An exact restatement of the data below, with the pictures removed, is the required answer.

________________________________________

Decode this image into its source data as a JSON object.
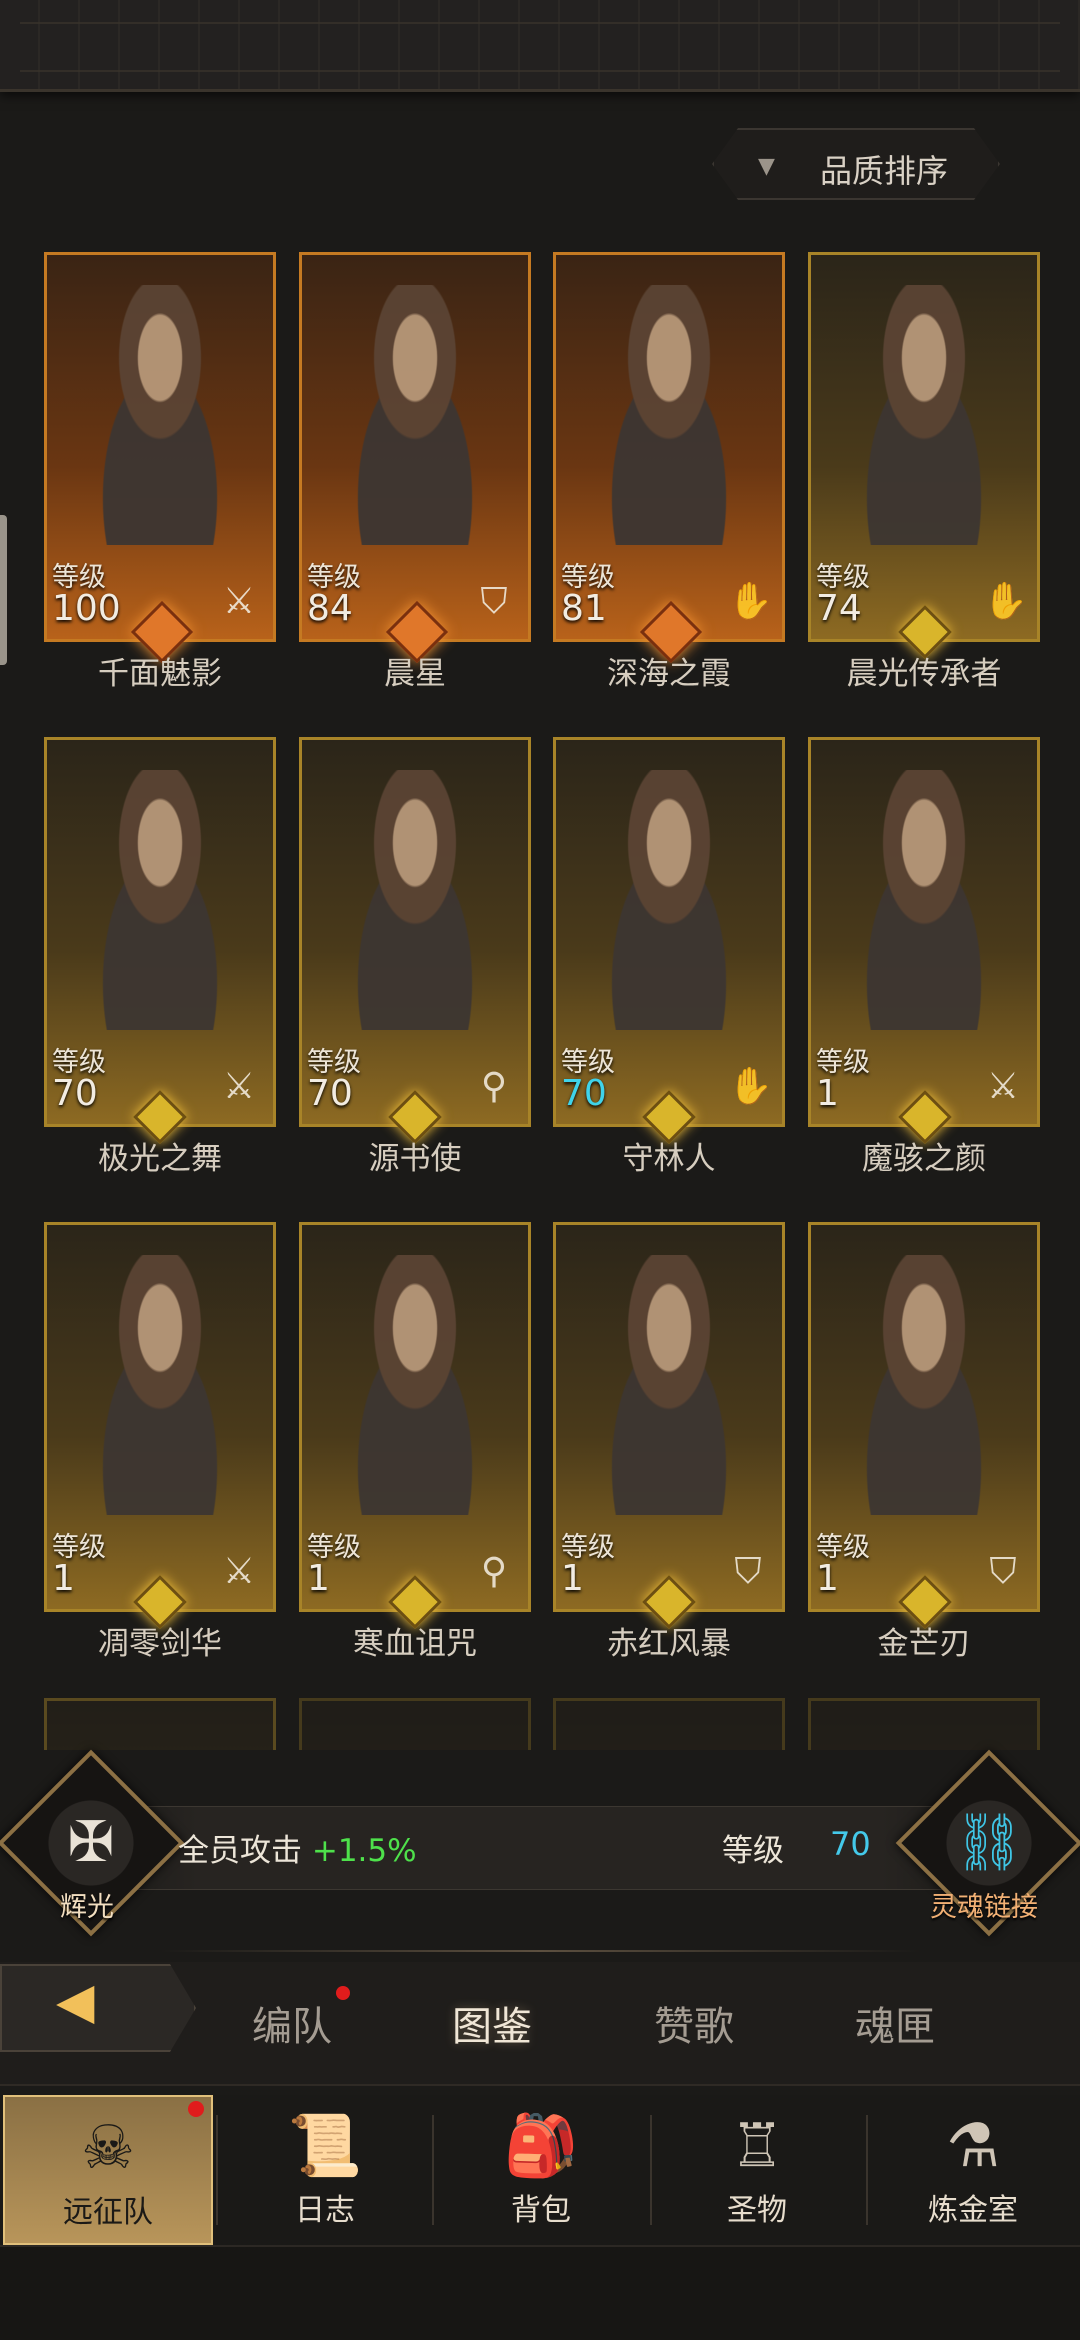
{
  "sort": {
    "label": "品质排序",
    "arrow": "▼"
  },
  "level_label": "等级",
  "heroes": [
    {
      "name": "千面魅影",
      "level": "100",
      "class_icon": "sword-icon",
      "frame": "orange"
    },
    {
      "name": "晨星",
      "level": "84",
      "class_icon": "shield-icon",
      "frame": "orange"
    },
    {
      "name": "深海之霞",
      "level": "81",
      "class_icon": "hand-icon",
      "frame": "orange"
    },
    {
      "name": "晨光传承者",
      "level": "74",
      "class_icon": "hand-icon",
      "frame": "gold"
    },
    {
      "name": "极光之舞",
      "level": "70",
      "class_icon": "sword-icon",
      "frame": "gold"
    },
    {
      "name": "源书使",
      "level": "70",
      "class_icon": "staff-icon",
      "frame": "gold"
    },
    {
      "name": "守林人",
      "level": "70",
      "class_icon": "hand-icon",
      "frame": "gold",
      "level_color": "cyan"
    },
    {
      "name": "魔骇之颜",
      "level": "1",
      "class_icon": "sword-icon",
      "frame": "gold"
    },
    {
      "name": "凋零剑华",
      "level": "1",
      "class_icon": "sword-icon",
      "frame": "gold"
    },
    {
      "name": "寒血诅咒",
      "level": "1",
      "class_icon": "staff-icon",
      "frame": "gold"
    },
    {
      "name": "赤红风暴",
      "level": "1",
      "class_icon": "shield-icon",
      "frame": "gold"
    },
    {
      "name": "金芒刃",
      "level": "1",
      "class_icon": "shield-icon",
      "frame": "gold"
    }
  ],
  "bonus": {
    "radiance_label": "辉光",
    "team_attack_label": "全员攻击",
    "team_attack_value": "+1.5%",
    "level_label": "等级",
    "level_value": "70",
    "soul_link_label": "灵魂链接"
  },
  "tabs": [
    {
      "label": "编队",
      "active": false,
      "has_dot": true
    },
    {
      "label": "图鉴",
      "active": true
    },
    {
      "label": "赞歌",
      "active": false
    },
    {
      "label": "魂匣",
      "active": false
    }
  ],
  "nav": [
    {
      "label": "远征队",
      "icon": "helmet-icon",
      "active": true,
      "has_dot": true
    },
    {
      "label": "日志",
      "icon": "scroll-icon"
    },
    {
      "label": "背包",
      "icon": "backpack-icon"
    },
    {
      "label": "圣物",
      "icon": "relic-icon"
    },
    {
      "label": "炼金室",
      "icon": "alchemy-icon"
    }
  ],
  "colors": {
    "accent_gold": "#d9b52b",
    "accent_orange": "#e0772a",
    "cyan": "#3fd3ea",
    "green": "#4ee14b",
    "red_dot": "#e01c1c"
  }
}
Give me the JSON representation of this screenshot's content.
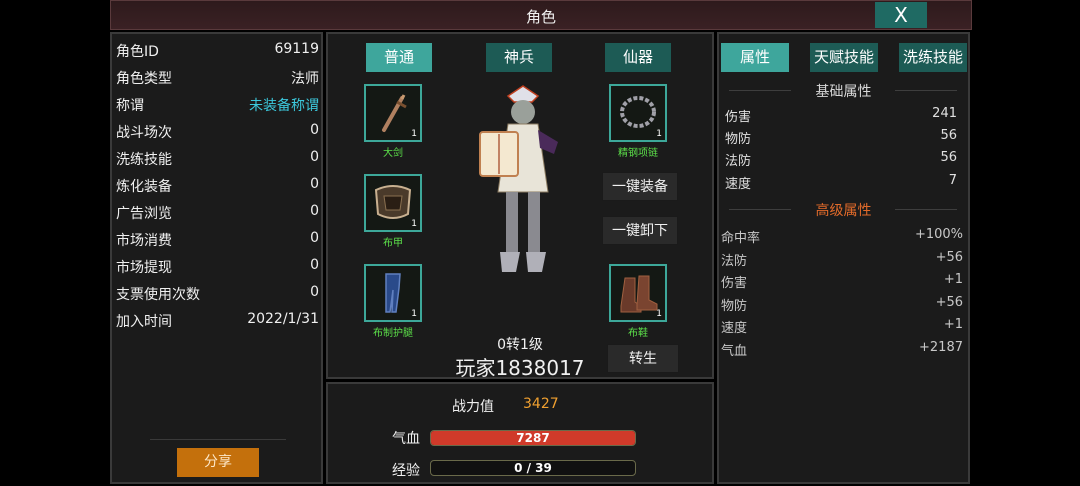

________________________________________

RESPONSE AREA:
Decode this image into its source data as a JSON object.
{
  "sort": {
    "label": "品质排序",
    "arrow": "▼"
  },
  "level_label": "等级",
  "heroes": [
    {
      "name": "千面魅影",
      "level": "100",
      "class_icon": "sword-icon",
      "frame": "orange"
    },
    {
      "name": "晨星",
      "level": "84",
      "class_icon": "shield-icon",
      "frame": "orange"
    },
    {
      "name": "深海之霞",
      "level": "81",
      "class_icon": "hand-icon",
      "frame": "orange"
    },
    {
      "name": "晨光传承者",
      "level": "74",
      "class_icon": "hand-icon",
      "frame": "gold"
    },
    {
      "name": "极光之舞",
      "level": "70",
      "class_icon": "sword-icon",
      "frame": "gold"
    },
    {
      "name": "源书使",
      "level": "70",
      "class_icon": "staff-icon",
      "frame": "gold"
    },
    {
      "name": "守林人",
      "level": "70",
      "class_icon": "hand-icon",
      "frame": "gold",
      "level_color": "cyan"
    },
    {
      "name": "魔骇之颜",
      "level": "1",
      "class_icon": "sword-icon",
      "frame": "gold"
    },
    {
      "name": "凋零剑华",
      "level": "1",
      "class_icon": "sword-icon",
      "frame": "gold"
    },
    {
      "name": "寒血诅咒",
      "level": "1",
      "class_icon": "staff-icon",
      "frame": "gold"
    },
    {
      "name": "赤红风暴",
      "level": "1",
      "class_icon": "shield-icon",
      "frame": "gold"
    },
    {
      "name": "金芒刃",
      "level": "1",
      "class_icon": "shield-icon",
      "frame": "gold"
    }
  ],
  "bonus": {
    "radiance_label": "辉光",
    "team_attack_label": "全员攻击",
    "team_attack_value": "+1.5%",
    "level_label": "等级",
    "level_value": "70",
    "soul_link_label": "灵魂链接"
  },
  "tabs": [
    {
      "label": "编队",
      "active": false,
      "has_dot": true
    },
    {
      "label": "图鉴",
      "active": true
    },
    {
      "label": "赞歌",
      "active": false
    },
    {
      "label": "魂匣",
      "active": false
    }
  ],
  "nav": [
    {
      "label": "远征队",
      "icon": "helmet-icon",
      "active": true,
      "has_dot": true
    },
    {
      "label": "日志",
      "icon": "scroll-icon"
    },
    {
      "label": "背包",
      "icon": "backpack-icon"
    },
    {
      "label": "圣物",
      "icon": "relic-icon"
    },
    {
      "label": "炼金室",
      "icon": "alchemy-icon"
    }
  ],
  "colors": {
    "accent_gold": "#d9b52b",
    "accent_orange": "#e0772a",
    "cyan": "#3fd3ea",
    "green": "#4ee14b",
    "red_dot": "#e01c1c"
  }
}
Give me the JSON representation of this screenshot's content.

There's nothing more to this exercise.